This hitherto undocumented malware is delivered via another dropper called Geppei, researchers from Symantec, by Broadcom Software, said in a report shared with The Hacker News.
The dropper “is being used to install a new backdoor and other tools using the novel technique of reading commands from seemingly innocuous Internet Information Services (IIS) logs,” the researchers said.
The toolset has been attributed by the cybersecurity company to a suspected espionage actor called UNC3524, aka Cranefly, which first came to light in May 2022 for its focus on bulk email collection from victims who deal with mergers and acquisitions and other financial transactions.
One of the group’s key malware strains is QUIETEXIT, a backdoor deployed on network appliances that do not support antivirus or endpoint detection, such as load balancers and wireless access point controllers, enabling the attacker to fly under the radar for extended periods of time.

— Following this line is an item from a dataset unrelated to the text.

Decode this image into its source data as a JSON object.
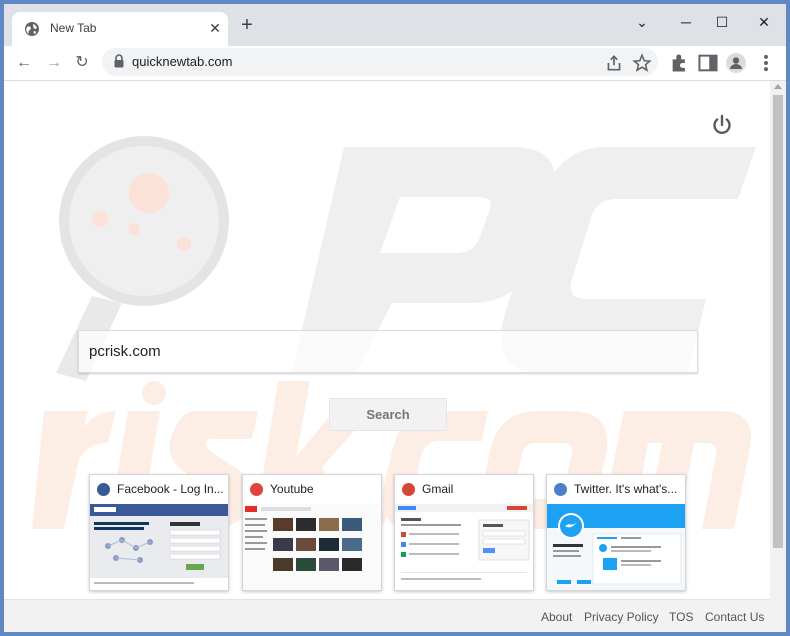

Geppei and Danfuan add to Cranefly’s custom cyber weaponry, with the former acting a dropper by reading commands from IIS logs that masquerade as harmless web access requests sent to a compromised server.
“The commands read by Geppei contain malicious encoded .ashx files,” the researchers noted. “These files are saved to an arbitrary folder determined by the command parameter and they run as backdoors.”
This includes a web shell called reGeorg, which has been put to use by other actors like APT28, DeftTorero, and Worok, and a never-before-seen malware dubbed Danfuan, which is engineered to execute received C# code.
Symantec said it hasn’t observed the threat actor exfiltrating data from victim machines despite a long dwell time of 18 months on compromised networks.
“The use of a novel technique and custom tools, as well as the steps taken to hide traces of this activity on victim machines, indicate that Cranefly is a fairly skilled threat actor,” the researchers concluded.
“The tools deployed and efforts taken to conceal this activity […] indicate that the most likely motivation for this group is intelligence gathering.”